Google’s ‘sweetheart deals’

Revenue-share agreements and other incentive programs have long been a contentious issue in the advertising sector. High-profile marketers have called for their agencies to provide more transparency in their contracts in recent years.

Now some rev-share agreements that Google has with a select number of adtech companies are getting new attention as smaller adtech firms struggle in the down economy and as Google faces accusations of anticompetitive behavior.

One such smaller adtech operator, Liam Patterson of Bidnamic, called these little-known RSA agreements “a kick in the teeth” for smaller adtech companies struggling to survive.

Martin Coulter and Lara O’Reilly revealed details of some of these deals, which include Google paying Marin Software more than $12 million in 2019.

Read more: Google has signed a number of little-known revenue share agreements with ad companies – but some smaller firms describe them as unfair ‘sweetheart deals’ 


Nighttime view of the New York Times Building
Nighttime view of the New York Times Building

Times a-changing

ICYMI, Steven Perlberg had a great profile on Carolyn Ryan at The New York Times, who’s seen as a contender to be its next top editor.

Ryan checks a lot of the traditional journalistic boxes one might expect of the executive editor at the Times – but also stands out as the executive supervising its most fraught topic: newsroom culture.

Her rise also reflects how newsrooms’ priorities have changed. Earlier in the shift from print to digital, a lot of their focus was on expanding their subscriptions, product expertise and storytelling abilities.

Now, with a broader social reckoning going on, diversifying their staffs and coverage has taken center stage. At the Times, that’s also meant dealing with tension and controversy that’s erupted in part as a result of expectations by its newer, more diverse staff about how much they should change the newsroom, and vice versa.

“After Dean, Carolyn has the hardest management job in the newsroom right now. Her portfolio is at the center of all the questions that are roiling the newsroom,” Nicholas Confessore, a Times reporter who has worked under Ryan, told Perlberg.

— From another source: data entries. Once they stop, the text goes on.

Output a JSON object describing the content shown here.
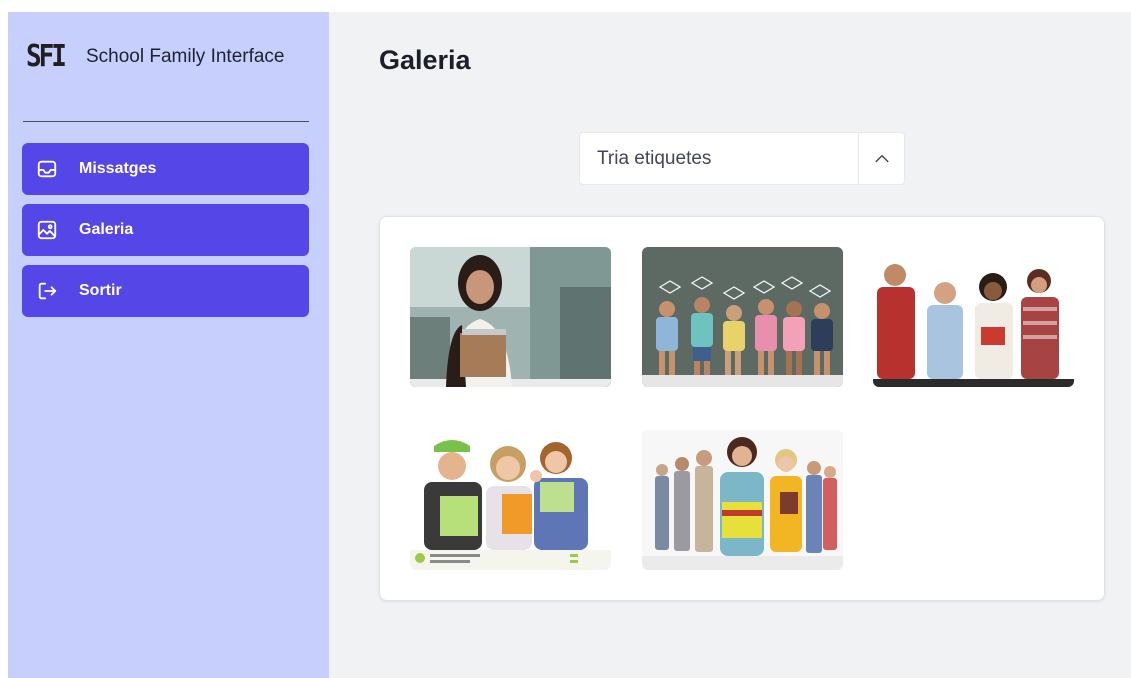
{
  "sidebar": {
    "logo_text": "SFI",
    "app_name": "School Family Interface",
    "items": [
      {
        "label": "Missatges",
        "icon": "inbox-icon"
      },
      {
        "label": "Galeria",
        "icon": "image-icon"
      },
      {
        "label": "Sortir",
        "icon": "logout-icon"
      }
    ]
  },
  "main": {
    "title": "Galeria",
    "tag_select": {
      "placeholder": "Tria etiquetes",
      "toggle_icon": "chevron-up-icon"
    },
    "gallery": {
      "photos": [
        {
          "subject": "student-girl-with-notebooks-photo"
        },
        {
          "subject": "children-with-graduation-caps-photo"
        },
        {
          "subject": "group-of-teen-students-photo"
        },
        {
          "subject": "kids-with-notebooks-photo"
        },
        {
          "subject": "students-group-with-books-photo"
        }
      ]
    }
  },
  "colors": {
    "sidebar_bg": "#c7cffd",
    "nav_button": "#5546e8",
    "main_bg": "#f1f2f3",
    "card_bg": "#ffffff"
  }
}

Read the full story: Carolyn Ryan is the most powerful woman in The New York Times newsroom – and she could become its next top editor 


More stories we’re reading:

That’s it for me this week. Thanks for reading, and see you next week!

– Lucia

Read the original article on Business Insider